● DESCRIPTION OF THE TASK
Each entry should be duplicated exactly, with no line missing.

● MATERIAL PROVIDED
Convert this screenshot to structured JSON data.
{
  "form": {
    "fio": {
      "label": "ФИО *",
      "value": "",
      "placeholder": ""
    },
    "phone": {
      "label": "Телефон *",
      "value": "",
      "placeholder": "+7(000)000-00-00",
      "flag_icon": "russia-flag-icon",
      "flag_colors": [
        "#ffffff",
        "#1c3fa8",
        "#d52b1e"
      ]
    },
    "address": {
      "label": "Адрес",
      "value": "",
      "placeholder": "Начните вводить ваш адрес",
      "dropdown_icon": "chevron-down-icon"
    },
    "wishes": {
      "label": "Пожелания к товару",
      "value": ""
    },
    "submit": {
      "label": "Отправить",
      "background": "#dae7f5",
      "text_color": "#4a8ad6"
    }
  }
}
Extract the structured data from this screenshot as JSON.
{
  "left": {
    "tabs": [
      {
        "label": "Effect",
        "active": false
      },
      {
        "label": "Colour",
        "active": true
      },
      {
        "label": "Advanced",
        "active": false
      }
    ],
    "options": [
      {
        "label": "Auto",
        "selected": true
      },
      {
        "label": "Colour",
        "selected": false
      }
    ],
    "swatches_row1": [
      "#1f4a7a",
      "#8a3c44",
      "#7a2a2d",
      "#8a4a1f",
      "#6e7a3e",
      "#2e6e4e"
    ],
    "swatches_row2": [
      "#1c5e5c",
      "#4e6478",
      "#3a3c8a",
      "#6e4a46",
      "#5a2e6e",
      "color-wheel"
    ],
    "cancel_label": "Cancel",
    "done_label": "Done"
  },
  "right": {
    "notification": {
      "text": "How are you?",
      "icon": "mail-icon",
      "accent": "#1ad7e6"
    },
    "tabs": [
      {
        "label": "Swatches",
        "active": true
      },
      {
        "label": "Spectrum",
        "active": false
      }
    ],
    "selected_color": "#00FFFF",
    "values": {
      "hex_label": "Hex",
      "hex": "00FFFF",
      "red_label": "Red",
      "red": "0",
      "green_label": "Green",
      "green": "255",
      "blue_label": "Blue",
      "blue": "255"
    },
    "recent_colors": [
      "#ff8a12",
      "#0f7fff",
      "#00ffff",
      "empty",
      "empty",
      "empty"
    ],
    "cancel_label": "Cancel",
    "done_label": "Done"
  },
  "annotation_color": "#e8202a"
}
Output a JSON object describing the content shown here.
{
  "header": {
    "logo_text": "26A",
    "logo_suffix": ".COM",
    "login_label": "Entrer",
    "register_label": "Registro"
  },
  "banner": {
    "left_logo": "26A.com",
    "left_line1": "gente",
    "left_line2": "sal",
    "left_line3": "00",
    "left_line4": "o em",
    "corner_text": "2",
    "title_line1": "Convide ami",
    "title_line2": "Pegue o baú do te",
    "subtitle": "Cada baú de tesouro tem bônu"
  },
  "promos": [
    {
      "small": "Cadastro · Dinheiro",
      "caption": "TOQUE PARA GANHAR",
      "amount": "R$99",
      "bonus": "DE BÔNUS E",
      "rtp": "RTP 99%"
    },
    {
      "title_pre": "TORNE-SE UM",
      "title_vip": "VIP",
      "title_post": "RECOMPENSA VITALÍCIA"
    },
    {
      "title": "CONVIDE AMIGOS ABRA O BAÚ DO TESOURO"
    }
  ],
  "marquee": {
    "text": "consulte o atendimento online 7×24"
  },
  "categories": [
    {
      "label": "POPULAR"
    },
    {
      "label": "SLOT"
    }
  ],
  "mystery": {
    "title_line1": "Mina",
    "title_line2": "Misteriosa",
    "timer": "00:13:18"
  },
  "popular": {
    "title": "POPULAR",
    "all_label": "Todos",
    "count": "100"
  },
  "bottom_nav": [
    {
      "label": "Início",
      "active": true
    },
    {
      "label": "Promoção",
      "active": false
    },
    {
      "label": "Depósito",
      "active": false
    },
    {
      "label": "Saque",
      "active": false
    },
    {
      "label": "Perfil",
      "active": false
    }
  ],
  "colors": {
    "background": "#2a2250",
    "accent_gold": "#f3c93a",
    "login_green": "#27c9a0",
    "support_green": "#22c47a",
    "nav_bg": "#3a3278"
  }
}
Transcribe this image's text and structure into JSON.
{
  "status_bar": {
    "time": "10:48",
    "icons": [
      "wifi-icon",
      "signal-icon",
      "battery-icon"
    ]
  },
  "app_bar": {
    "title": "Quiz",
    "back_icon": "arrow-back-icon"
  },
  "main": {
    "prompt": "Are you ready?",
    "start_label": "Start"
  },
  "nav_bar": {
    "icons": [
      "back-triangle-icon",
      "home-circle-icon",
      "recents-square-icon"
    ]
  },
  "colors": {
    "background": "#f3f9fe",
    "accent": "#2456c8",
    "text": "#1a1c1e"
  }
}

● ANSWER SPACE
Convert this screenshot to structured JSON data.
{
  "form": {
    "fio": {
      "label": "ФИО *",
      "value": "",
      "placeholder": ""
    },
    "phone": {
      "label": "Телефон *",
      "value": "",
      "placeholder": "+7(000)000-00-00",
      "flag_icon": "russia-flag-icon",
      "flag_colors": [
        "#ffffff",
        "#1c3fa8",
        "#d52b1e"
      ]
    },
    "address": {
      "label": "Адрес",
      "value": "",
      "placeholder": "Начните вводить ваш адрес",
      "dropdown_icon": "chevron-down-icon"
    },
    "wishes": {
      "label": "Пожелания к товару",
      "value": ""
    },
    "submit": {
      "label": "Отправить",
      "background": "#dae7f5",
      "text_color": "#4a8ad6"
    }
  }
}
Extract the structured data from this screenshot as JSON.
{
  "left": {
    "tabs": [
      {
        "label": "Effect",
        "active": false
      },
      {
        "label": "Colour",
        "active": true
      },
      {
        "label": "Advanced",
        "active": false
      }
    ],
    "options": [
      {
        "label": "Auto",
        "selected": true
      },
      {
        "label": "Colour",
        "selected": false
      }
    ],
    "swatches_row1": [
      "#1f4a7a",
      "#8a3c44",
      "#7a2a2d",
      "#8a4a1f",
      "#6e7a3e",
      "#2e6e4e"
    ],
    "swatches_row2": [
      "#1c5e5c",
      "#4e6478",
      "#3a3c8a",
      "#6e4a46",
      "#5a2e6e",
      "color-wheel"
    ],
    "cancel_label": "Cancel",
    "done_label": "Done"
  },
  "right": {
    "notification": {
      "text": "How are you?",
      "icon": "mail-icon",
      "accent": "#1ad7e6"
    },
    "tabs": [
      {
        "label": "Swatches",
        "active": true
      },
      {
        "label": "Spectrum",
        "active": false
      }
    ],
    "selected_color": "#00FFFF",
    "values": {
      "hex_label": "Hex",
      "hex": "00FFFF",
      "red_label": "Red",
      "red": "0",
      "green_label": "Green",
      "green": "255",
      "blue_label": "Blue",
      "blue": "255"
    },
    "recent_colors": [
      "#ff8a12",
      "#0f7fff",
      "#00ffff",
      "empty",
      "empty",
      "empty"
    ],
    "cancel_label": "Cancel",
    "done_label": "Done"
  },
  "annotation_color": "#e8202a"
}
Output a JSON object describing the content shown here.
{
  "header": {
    "logo_text": "26A",
    "logo_suffix": ".COM",
    "login_label": "Entrer",
    "register_label": "Registro"
  },
  "banner": {
    "left_logo": "26A.com",
    "left_line1": "gente",
    "left_line2": "sal",
    "left_line3": "00",
    "left_line4": "o em",
    "corner_text": "2",
    "title_line1": "Convide ami",
    "title_line2": "Pegue o baú do te",
    "subtitle": "Cada baú de tesouro tem bônu"
  },
  "promos": [
    {
      "small": "Cadastro · Dinheiro",
      "caption": "TOQUE PARA GANHAR",
      "amount": "R$99",
      "bonus": "DE BÔNUS E",
      "rtp": "RTP 99%"
    },
    {
      "title_pre": "TORNE-SE UM",
      "title_vip": "VIP",
      "title_post": "RECOMPENSA VITALÍCIA"
    },
    {
      "title": "CONVIDE AMIGOS ABRA O BAÚ DO TESOURO"
    }
  ],
  "marquee": {
    "text": "consulte o atendimento online 7×24"
  },
  "categories": [
    {
      "label": "POPULAR"
    },
    {
      "label": "SLOT"
    }
  ],
  "mystery": {
    "title_line1": "Mina",
    "title_line2": "Misteriosa",
    "timer": "00:13:18"
  },
  "popular": {
    "title": "POPULAR",
    "all_label": "Todos",
    "count": "100"
  },
  "bottom_nav": [
    {
      "label": "Início",
      "active": true
    },
    {
      "label": "Promoção",
      "active": false
    },
    {
      "label": "Depósito",
      "active": false
    },
    {
      "label": "Saque",
      "active": false
    },
    {
      "label": "Perfil",
      "active": false
    }
  ],
  "colors": {
    "background": "#2a2250",
    "accent_gold": "#f3c93a",
    "login_green": "#27c9a0",
    "support_green": "#22c47a",
    "nav_bg": "#3a3278"
  }
}
Transcribe this image's text and structure into JSON.
{
  "status_bar": {
    "time": "10:48",
    "icons": [
      "wifi-icon",
      "signal-icon",
      "battery-icon"
    ]
  },
  "app_bar": {
    "title": "Quiz",
    "back_icon": "arrow-back-icon"
  },
  "main": {
    "prompt": "Are you ready?",
    "start_label": "Start"
  },
  "nav_bar": {
    "icons": [
      "back-triangle-icon",
      "home-circle-icon",
      "recents-square-icon"
    ]
  },
  "colors": {
    "background": "#f3f9fe",
    "accent": "#2456c8",
    "text": "#1a1c1e"
  }
}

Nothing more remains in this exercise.